Friday afternoon, Grimm won another major victory. A federal court ruled the Gloucester County School Board acted in a discriminatory manner and was wrong to ban him from using the boys’ restrooms in his high school, and was wrong to not have changed his school records to indicate he is a boy, and will have to pay his attorneys’ fees.
“The court ruled the board’s policies violated Grimm’s rights under both the Fourteenth Amendment of the U.S. Constitution and Title IX of the Education Amendments of 1972,” WAVY reports.
BREAKING: A federal court just agreed with us that Gloucester High School was wrong to deny Gavin Grimm access to the boys’ restrooms and an accurate transcript identifying him as a boy.— ACLU (@ACLU) August 9, 2019
🗣 Trans people belong in schools. Trans people belong EVERYWHERE https://t.co/WfmZEBAWXo
Perhaps it was his comment to the press that he just wanted to be able to use the restroom like any other student, that struck a chord with many people across the country – just not with the Gloucester County School Board, who forced him to use a specially-devised “boys room” that had been converted from a janitor’s closet.

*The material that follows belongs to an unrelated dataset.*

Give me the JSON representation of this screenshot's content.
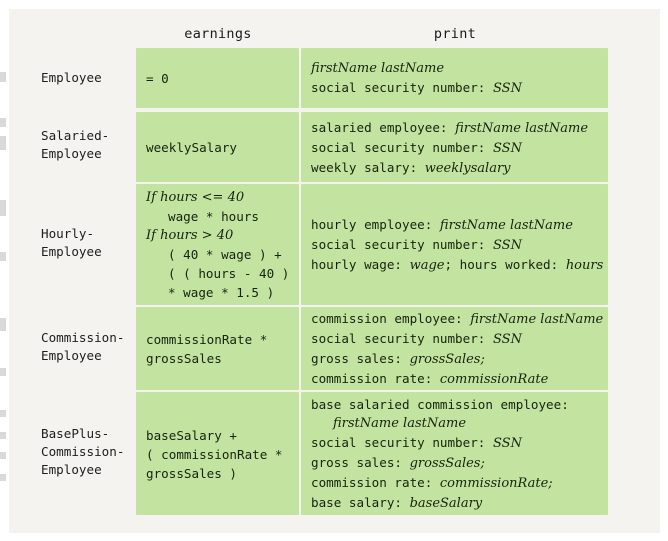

“The issue remains far from settled. A patchwork of differing policies governs the nation’s schools,” the AP reports Friday. And today’s “ruling will likely strengthen similar claims made by students in eastern Virginia. It could have a greater impact if the case goes to an appeals court that oversees Maryland, West Virginia and the Carolinas.”
In 2017 Grimm became the youngest person to make TIME magazine’s 100 Most Influential People.
Written by David Badash, The New Civil Rights Movement. Photo via NCRM